“Transformative is such a funny word. Trans… form… a… tive” says Agnes while reviewing her son’s college essay question, you guessed it, Puzzle is about a transformation. In this Indie drama Agnes (Kelly McDonald, Trainspotting), the meek, shy, and the lowest of confidence wife and mother, does just that, she goes through her own transformation in this movie. The catalyst for her transformation – jigsaw puzzles – with a little Iranian Inventor thrown into the mix. It’s pleasing to watch this inhibited church going woman, whom everyone seems to know is unhappy, find her confidence and eventually tell her family what she is thinking.
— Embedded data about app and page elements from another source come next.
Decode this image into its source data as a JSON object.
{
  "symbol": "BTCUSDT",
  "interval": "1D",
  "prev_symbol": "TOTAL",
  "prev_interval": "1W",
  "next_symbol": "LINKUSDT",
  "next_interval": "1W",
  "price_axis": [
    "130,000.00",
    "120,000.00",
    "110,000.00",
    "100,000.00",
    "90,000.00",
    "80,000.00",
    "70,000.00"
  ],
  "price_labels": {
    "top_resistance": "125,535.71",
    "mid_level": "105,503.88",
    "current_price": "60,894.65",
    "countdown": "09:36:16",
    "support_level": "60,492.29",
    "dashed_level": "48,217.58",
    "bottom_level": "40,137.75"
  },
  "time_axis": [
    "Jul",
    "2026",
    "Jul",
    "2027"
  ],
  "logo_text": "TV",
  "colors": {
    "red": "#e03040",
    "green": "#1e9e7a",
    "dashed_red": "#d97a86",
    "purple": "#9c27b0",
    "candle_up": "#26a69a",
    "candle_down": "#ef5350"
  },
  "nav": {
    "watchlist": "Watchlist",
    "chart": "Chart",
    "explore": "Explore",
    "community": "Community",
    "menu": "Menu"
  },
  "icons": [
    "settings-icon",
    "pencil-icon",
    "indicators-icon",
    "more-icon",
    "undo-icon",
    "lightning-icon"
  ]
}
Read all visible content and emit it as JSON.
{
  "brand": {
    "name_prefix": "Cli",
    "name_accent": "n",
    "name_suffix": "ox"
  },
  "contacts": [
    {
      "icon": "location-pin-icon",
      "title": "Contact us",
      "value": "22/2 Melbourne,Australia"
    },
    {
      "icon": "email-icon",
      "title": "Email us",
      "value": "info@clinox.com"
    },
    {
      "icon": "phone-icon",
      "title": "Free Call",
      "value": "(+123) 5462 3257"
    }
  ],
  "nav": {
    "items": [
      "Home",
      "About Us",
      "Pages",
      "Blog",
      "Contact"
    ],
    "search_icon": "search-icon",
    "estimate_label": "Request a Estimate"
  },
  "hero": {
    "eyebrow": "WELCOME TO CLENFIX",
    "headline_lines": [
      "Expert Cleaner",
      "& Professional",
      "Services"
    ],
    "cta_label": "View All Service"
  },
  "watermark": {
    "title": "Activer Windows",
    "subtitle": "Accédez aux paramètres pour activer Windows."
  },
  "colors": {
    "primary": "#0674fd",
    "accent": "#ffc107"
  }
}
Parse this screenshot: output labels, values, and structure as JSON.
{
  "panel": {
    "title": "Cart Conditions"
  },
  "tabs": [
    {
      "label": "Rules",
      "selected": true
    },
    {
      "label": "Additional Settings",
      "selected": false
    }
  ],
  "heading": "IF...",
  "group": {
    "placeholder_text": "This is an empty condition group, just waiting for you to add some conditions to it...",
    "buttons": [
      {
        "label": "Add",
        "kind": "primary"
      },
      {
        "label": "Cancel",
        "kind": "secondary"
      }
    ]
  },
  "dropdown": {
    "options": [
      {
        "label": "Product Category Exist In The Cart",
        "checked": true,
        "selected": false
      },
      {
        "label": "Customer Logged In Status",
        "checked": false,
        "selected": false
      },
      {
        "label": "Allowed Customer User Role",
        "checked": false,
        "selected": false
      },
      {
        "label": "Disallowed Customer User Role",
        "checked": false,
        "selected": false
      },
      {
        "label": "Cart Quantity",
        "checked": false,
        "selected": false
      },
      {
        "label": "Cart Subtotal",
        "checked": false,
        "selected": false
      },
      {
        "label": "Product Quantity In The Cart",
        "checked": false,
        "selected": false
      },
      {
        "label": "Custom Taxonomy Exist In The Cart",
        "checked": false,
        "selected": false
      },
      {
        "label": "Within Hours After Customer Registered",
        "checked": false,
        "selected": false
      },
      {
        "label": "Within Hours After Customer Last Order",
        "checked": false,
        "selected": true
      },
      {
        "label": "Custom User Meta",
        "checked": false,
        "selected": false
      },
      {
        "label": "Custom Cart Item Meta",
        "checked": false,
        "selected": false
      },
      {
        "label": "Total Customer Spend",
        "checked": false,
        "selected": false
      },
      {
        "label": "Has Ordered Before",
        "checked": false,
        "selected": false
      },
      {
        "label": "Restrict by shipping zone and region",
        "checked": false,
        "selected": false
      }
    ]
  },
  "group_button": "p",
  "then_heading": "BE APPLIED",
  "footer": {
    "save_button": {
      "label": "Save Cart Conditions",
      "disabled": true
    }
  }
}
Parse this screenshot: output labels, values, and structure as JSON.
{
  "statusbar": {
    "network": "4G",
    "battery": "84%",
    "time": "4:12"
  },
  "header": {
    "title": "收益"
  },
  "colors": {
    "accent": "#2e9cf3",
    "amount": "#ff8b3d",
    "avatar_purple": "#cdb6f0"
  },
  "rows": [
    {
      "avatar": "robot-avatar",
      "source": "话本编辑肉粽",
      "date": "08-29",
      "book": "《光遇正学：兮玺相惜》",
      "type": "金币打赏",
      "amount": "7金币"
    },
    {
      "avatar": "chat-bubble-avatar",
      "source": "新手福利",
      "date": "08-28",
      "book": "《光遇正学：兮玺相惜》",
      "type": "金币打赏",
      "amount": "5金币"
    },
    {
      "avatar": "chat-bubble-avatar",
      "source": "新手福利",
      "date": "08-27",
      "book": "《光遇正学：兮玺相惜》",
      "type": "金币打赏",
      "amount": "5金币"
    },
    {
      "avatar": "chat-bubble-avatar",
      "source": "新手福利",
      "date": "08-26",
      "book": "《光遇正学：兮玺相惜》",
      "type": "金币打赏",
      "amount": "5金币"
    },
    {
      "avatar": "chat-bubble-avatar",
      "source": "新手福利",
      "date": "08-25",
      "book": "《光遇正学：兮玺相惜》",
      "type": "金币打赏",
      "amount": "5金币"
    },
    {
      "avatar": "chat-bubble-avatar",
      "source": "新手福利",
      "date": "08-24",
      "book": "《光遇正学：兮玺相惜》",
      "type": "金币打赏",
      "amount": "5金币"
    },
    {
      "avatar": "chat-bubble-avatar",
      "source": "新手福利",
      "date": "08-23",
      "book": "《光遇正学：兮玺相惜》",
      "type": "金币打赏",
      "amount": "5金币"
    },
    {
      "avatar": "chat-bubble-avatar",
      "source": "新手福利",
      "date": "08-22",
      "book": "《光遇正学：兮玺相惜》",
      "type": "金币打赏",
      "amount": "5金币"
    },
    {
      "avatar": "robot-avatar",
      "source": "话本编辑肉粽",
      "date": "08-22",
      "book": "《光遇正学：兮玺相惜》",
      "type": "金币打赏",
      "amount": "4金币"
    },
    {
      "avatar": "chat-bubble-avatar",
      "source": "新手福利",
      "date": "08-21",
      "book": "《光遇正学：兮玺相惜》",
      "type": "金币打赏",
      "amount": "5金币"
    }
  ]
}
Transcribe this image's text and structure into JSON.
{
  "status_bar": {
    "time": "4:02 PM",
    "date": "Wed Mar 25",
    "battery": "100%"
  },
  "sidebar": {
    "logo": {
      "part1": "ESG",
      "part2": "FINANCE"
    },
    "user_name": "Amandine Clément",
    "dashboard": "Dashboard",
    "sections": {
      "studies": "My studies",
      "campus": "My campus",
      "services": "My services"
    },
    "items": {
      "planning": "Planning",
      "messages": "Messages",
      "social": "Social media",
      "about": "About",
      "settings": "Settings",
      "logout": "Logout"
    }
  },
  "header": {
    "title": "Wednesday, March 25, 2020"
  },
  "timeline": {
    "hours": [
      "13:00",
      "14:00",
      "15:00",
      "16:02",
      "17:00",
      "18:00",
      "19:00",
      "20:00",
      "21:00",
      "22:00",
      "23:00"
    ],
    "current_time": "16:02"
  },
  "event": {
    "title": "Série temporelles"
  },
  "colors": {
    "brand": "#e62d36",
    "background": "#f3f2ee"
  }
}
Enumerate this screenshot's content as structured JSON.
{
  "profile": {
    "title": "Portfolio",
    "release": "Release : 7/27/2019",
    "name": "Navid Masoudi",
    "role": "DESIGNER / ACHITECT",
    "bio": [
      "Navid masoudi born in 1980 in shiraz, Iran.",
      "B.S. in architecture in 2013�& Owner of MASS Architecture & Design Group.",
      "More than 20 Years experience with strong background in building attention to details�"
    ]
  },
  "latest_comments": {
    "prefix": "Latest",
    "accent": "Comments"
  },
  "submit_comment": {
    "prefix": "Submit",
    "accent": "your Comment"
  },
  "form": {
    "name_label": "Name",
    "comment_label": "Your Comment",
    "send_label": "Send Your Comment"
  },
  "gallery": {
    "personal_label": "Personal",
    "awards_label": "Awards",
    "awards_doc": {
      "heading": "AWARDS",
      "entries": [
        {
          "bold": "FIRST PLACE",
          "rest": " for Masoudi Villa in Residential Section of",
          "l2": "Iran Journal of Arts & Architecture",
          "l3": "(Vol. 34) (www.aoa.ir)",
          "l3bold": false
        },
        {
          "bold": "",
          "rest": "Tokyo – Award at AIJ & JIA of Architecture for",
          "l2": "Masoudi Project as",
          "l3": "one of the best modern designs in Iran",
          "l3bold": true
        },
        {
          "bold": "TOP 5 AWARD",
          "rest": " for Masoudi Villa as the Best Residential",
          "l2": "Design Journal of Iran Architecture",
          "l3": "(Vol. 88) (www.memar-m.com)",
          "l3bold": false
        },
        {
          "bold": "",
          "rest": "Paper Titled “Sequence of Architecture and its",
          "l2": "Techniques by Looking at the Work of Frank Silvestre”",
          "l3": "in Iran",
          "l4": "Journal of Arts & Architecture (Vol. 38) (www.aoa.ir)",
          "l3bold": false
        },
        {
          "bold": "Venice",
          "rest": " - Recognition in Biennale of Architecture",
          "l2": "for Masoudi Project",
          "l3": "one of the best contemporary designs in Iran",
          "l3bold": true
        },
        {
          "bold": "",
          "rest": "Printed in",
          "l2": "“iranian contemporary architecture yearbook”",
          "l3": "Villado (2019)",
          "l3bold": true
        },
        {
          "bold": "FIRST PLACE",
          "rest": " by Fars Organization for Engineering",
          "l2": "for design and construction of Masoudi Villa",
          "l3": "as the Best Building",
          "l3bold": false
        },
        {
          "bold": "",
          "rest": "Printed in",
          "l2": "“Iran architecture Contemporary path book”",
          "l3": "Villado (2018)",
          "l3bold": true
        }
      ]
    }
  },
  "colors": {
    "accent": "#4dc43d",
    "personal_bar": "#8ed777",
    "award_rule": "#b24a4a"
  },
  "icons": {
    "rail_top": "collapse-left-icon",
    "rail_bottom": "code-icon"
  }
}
You are thinking, Jigsaw puzzles, how stupid, but there are world-wide jigsaw competitions and a “World Jigsaw Puzzle Federation” in Spain. The main event – how fast can 2 people assemble a 500-piece puzzle – the winner of last year’s “Minneapolis St. Paul Winter Carnival” finished in 36 minutes, 52 seconds, but I digress. So, when Agnes discovers she has this innate talent of seeing shapes she becomes obsessed with puzzling. This good church going Catholic begins lying (and stops going to Confession) to continue fitting together jigsaw puzzles with her competition partner Robert (Irrfan Khan) in NYC.
The happiness and contentment she feels while doing a puzzle, well, she has never experienced that in her boring, structured life as a housewife and Mother to two sons, Ziggy & Gabe (Bubba Weiler & Austin Abrams) and a good-ol’-boy mechanic husband Louie (David Denman). The husband is never mean to her, just unaware of everything, like everything from the daily news to his wife’s thoughts and desires, and couldn’t even comprehend, that his wife is unhappy. Agnes’s lying escalates to a climax – no pun intended if you have already seen the movie – when she sets herself free and starts to go somewhere.
This is a quiet and pleasing Indie film with Kelly McDonald doing an excellent acting job as an unhappy woman starting to become more confident and happier.